During the Taliban regime, schools run by the NGO became crucial: they were indeed among the few primary schools for girls and the only high schools girls could attend in the country.
However, Sima Samar’s work soon clashed with the fundamentalism and power of the Taliban. She did not hesitate to oppose one of the Taliban leaders herself, when he seized a truckload of protein food and building materials heading to one of her hospitals. “If you don’t give it back to me, I will hold hostage your mother, who is being treated in my clinic”, she warned him. The following day, the cargo arrived intact at the hospital.
After the fall of the Taliban, Dr Samar served as Vice-President and Minister of Women's Affairs for Afghanistan Interim Administration from December 2001 to June 2002, when she was forced to resign on the shameful accusation that her words and actions had questioned Islam. Her place in the government was never filled again.
Sima was not discouraged, her commitment to women’s rights became even stronger. With the Shuhada Organisation, she set up shelters for women who have no guardians, are at risk of violence, are poor or unable to earn a living. She has offered them not only shelter and food, but also an opportunity for education and vocational training, to make them self-sufficient and aware of their rights.
Sima Samar also became the chairperson of Afghanistan Independent Human Rights Commission (AIHRC), in charge of overseeing human rights education projects throughout the country, implementing a national women’s rights education programme and investigating into past and present human rights violations. Along with the fight for women’s actual participation in public life and the battle against the imposition of burqa, this task has led her to be watched even more by fundamentalists. Constantly threatened with death, she is not discouraged when she is asked to close her schools. “You know where I am. I will not stop doing my job”, she replies. Since 2019, Sima Samar has been appointed as a member of the UN Secretary-General High-Level Panel on Internal Displacement.

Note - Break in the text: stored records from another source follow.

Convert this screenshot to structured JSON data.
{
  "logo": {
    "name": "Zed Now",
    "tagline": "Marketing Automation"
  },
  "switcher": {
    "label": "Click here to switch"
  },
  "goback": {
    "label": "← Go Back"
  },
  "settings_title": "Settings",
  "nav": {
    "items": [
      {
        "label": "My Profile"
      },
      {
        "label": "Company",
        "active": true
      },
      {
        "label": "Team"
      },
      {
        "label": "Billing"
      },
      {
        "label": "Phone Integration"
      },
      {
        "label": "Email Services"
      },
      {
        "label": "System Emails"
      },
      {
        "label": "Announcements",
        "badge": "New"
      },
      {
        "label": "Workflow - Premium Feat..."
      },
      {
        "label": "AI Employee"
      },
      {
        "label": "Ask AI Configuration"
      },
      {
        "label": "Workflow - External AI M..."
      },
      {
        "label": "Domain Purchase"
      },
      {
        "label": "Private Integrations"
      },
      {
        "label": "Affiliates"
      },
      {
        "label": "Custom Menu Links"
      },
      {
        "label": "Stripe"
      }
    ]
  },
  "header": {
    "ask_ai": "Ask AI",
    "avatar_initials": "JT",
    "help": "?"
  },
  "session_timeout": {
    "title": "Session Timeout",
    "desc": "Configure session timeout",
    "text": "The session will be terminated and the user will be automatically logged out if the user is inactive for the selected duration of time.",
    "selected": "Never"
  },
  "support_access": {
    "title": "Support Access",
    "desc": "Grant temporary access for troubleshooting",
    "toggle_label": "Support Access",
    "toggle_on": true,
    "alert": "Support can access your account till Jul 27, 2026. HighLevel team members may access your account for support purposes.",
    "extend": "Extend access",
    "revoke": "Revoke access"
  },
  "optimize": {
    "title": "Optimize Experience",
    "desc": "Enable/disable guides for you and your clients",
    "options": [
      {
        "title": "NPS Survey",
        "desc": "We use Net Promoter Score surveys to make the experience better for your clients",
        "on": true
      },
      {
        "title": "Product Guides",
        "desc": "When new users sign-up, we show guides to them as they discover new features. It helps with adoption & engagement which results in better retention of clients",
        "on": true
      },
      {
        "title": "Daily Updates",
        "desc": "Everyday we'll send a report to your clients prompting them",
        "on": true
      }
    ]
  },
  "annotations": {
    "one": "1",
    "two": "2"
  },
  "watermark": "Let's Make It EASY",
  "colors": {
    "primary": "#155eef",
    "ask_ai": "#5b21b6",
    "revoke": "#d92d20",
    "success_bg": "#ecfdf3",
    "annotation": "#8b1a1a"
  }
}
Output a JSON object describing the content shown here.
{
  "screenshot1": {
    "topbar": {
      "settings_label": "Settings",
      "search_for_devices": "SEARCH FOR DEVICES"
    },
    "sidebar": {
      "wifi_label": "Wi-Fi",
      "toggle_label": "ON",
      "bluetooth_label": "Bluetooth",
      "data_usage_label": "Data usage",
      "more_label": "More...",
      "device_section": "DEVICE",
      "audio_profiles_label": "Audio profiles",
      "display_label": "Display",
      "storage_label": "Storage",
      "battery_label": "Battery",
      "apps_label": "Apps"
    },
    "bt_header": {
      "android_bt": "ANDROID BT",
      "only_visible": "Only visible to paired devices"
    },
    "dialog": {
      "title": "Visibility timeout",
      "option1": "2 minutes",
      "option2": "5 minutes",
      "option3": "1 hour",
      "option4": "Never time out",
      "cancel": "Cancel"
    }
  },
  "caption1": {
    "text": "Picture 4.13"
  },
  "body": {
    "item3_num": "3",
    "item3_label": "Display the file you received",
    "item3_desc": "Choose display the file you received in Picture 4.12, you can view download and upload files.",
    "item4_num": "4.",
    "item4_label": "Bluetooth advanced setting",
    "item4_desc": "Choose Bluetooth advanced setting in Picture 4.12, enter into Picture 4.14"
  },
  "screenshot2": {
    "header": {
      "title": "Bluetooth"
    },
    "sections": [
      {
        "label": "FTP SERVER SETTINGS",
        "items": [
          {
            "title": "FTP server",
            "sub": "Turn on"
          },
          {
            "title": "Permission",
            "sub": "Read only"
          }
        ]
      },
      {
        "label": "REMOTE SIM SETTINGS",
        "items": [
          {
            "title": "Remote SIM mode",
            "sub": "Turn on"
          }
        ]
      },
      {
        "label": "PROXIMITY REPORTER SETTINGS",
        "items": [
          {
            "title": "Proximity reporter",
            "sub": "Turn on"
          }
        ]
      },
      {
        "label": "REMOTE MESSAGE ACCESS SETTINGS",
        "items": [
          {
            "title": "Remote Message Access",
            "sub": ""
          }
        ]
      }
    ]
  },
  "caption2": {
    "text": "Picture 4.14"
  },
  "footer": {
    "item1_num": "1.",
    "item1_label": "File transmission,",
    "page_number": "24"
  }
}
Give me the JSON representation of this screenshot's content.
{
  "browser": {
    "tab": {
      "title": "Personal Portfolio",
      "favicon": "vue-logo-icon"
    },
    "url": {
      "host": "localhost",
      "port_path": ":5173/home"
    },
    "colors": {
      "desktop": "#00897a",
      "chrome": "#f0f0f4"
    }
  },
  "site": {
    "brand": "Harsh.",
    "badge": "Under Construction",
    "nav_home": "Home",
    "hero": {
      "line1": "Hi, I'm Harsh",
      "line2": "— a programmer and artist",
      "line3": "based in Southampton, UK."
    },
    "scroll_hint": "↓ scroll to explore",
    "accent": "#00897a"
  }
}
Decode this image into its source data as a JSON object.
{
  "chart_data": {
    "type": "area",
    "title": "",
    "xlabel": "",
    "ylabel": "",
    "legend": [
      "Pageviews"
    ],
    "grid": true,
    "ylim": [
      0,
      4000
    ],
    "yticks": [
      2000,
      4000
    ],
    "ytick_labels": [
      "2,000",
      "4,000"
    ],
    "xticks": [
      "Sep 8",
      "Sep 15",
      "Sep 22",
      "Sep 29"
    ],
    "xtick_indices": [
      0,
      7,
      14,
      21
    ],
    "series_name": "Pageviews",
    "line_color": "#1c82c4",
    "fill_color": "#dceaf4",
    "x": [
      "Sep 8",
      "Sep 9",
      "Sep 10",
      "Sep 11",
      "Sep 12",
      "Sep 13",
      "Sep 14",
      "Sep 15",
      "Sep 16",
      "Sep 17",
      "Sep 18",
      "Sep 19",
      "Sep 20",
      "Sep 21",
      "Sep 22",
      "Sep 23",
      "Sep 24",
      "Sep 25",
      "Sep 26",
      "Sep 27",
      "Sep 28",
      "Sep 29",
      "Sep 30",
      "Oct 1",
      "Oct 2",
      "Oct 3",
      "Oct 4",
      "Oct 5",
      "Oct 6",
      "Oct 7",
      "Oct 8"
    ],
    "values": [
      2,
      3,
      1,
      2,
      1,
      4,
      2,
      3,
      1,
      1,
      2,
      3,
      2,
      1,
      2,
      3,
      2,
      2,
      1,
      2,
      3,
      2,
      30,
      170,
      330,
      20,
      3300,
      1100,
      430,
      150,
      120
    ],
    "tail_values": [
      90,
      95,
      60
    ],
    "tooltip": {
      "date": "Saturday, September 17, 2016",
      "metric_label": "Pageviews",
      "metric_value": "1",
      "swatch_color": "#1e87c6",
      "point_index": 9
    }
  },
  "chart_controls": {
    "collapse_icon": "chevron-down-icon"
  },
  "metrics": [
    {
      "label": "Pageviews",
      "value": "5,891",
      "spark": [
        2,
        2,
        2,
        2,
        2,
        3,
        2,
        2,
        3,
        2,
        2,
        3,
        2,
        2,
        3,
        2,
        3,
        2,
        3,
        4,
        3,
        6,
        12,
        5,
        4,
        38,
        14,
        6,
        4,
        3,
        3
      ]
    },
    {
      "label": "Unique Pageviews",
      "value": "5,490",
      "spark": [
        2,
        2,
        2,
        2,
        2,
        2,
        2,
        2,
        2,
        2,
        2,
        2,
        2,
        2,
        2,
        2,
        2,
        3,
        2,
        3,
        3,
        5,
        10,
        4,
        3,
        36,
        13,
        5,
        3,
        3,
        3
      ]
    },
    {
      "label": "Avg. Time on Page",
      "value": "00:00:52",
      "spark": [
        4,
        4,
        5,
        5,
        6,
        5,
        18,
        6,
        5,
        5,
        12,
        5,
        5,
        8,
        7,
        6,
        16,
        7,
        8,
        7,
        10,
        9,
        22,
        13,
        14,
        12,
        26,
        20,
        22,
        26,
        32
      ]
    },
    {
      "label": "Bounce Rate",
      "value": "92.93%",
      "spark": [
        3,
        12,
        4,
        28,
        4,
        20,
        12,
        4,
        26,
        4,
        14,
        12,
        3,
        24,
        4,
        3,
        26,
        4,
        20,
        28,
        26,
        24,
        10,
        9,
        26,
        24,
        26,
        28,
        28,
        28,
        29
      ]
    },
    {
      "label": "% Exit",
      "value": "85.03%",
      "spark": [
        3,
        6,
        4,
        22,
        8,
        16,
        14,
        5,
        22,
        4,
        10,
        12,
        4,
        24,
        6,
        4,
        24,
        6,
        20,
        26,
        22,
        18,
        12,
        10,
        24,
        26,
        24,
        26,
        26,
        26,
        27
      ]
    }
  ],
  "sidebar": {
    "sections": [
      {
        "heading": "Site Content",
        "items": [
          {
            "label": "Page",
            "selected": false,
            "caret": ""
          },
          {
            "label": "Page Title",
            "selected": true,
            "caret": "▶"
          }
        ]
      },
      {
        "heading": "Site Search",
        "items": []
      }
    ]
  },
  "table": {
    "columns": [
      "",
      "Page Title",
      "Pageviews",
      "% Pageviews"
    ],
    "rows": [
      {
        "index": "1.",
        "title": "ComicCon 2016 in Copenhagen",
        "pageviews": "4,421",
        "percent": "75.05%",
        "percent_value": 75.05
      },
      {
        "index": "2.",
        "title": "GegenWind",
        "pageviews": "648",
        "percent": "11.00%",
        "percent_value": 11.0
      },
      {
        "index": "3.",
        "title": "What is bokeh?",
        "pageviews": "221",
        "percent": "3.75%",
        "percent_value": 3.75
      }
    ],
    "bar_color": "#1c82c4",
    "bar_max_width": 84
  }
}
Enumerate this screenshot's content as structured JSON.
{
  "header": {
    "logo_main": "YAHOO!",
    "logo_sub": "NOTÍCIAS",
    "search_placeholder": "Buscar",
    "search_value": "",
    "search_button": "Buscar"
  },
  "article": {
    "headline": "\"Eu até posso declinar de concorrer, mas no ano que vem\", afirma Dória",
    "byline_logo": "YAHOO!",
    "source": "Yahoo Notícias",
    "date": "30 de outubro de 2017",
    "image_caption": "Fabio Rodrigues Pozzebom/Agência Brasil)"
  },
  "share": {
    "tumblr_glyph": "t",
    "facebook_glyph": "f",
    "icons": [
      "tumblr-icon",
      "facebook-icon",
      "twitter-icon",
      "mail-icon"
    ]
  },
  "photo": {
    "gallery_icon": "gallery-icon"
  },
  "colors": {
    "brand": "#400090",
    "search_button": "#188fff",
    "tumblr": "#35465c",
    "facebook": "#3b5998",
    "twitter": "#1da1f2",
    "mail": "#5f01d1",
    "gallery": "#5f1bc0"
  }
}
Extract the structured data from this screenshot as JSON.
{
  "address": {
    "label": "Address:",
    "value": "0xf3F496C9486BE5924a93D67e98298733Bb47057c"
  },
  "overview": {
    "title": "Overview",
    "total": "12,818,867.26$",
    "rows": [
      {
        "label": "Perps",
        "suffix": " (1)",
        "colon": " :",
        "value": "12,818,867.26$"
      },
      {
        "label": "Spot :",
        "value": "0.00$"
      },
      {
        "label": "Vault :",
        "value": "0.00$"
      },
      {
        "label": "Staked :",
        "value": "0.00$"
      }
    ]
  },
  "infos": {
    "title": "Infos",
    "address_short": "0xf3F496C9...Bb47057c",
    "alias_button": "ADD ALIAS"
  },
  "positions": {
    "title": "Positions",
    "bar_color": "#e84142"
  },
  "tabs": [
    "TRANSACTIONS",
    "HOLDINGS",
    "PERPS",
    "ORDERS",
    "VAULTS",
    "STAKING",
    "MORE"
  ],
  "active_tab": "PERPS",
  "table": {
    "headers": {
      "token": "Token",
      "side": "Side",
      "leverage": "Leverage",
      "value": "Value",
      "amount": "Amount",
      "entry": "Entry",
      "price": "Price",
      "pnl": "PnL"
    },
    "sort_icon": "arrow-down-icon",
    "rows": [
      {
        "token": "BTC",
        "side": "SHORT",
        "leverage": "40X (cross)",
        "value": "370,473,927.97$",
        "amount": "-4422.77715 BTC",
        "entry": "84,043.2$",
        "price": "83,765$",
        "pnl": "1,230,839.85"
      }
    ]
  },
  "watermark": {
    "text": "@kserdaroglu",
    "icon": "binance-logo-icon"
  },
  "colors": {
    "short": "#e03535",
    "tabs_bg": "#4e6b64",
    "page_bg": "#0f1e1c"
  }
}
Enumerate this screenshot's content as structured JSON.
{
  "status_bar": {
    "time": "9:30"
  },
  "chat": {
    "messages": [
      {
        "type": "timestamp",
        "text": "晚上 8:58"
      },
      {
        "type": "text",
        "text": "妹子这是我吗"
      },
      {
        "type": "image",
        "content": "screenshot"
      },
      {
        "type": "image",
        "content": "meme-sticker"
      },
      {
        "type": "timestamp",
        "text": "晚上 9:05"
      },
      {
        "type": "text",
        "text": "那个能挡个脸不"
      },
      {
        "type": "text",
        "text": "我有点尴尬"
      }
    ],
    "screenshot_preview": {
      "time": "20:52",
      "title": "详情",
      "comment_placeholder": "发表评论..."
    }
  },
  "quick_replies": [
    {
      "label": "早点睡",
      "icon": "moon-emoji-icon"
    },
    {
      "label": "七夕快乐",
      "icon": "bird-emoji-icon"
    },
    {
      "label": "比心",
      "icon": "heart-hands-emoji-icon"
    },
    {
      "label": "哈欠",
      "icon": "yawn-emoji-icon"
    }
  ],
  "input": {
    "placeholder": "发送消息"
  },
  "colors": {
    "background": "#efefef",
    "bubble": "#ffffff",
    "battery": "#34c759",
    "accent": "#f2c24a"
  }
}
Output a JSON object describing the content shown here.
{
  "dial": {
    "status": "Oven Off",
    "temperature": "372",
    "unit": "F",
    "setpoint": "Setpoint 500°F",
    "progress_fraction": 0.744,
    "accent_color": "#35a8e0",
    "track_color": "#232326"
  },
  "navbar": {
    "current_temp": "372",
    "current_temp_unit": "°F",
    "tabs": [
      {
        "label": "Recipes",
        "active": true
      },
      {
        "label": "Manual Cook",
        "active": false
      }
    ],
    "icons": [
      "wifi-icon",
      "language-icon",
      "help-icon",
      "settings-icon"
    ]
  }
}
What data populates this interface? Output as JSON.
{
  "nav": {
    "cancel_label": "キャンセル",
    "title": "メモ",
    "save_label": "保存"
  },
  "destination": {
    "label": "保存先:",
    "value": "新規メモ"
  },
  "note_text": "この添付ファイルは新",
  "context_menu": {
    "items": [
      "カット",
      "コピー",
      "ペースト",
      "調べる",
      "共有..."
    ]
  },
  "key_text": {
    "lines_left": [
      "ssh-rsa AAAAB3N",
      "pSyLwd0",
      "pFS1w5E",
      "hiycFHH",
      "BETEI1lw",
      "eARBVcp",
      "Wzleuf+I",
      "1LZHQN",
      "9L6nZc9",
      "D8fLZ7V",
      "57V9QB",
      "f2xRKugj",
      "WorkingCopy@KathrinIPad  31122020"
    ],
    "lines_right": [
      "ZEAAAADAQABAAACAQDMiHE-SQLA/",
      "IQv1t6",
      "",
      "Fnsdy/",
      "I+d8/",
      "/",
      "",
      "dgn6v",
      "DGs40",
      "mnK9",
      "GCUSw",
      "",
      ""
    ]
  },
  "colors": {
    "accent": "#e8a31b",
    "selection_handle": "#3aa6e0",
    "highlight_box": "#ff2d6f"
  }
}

Sima Samar was nominated for the Nobel Peace Prize in 2010, when Liu Xiaobo from China won, and she openly protested against the decision made by Afghanistan and other countries not to attend the award ceremony at Beijing’s request. In 2012, Sima Samar received the Right Livelihood Award “for her long and courageous dedication to human rights, namely women’s rights, in one of the most complex and dangerous regions of the world”.
After the new Taliban takeover in Afghanistan following the withdrawal of US forces from the country, Sima Samar spoke out especially about protecting the physical and mental health of Afghan women and children as a top priority at this time. “Afghans are living in fear now, they have been deprived of their future. Thousands are displaced in their own country, living outdoors, without the most basic things: no water, no shelter, no food, no sanitation, no showers. I am a doctor. I worked in refugee camps in Pakistan. I myself was a refugee in Pakistan for a total of 27 years, when I ran a hospital for girls and women and I founded a humanitarian organisation. I have seen a lot. I know what displaced people in this situation desperately need to stay healthy. Mentally, physically. They need basic health care, a point of contact answering their questions”.
Translated by Valentina Gianoli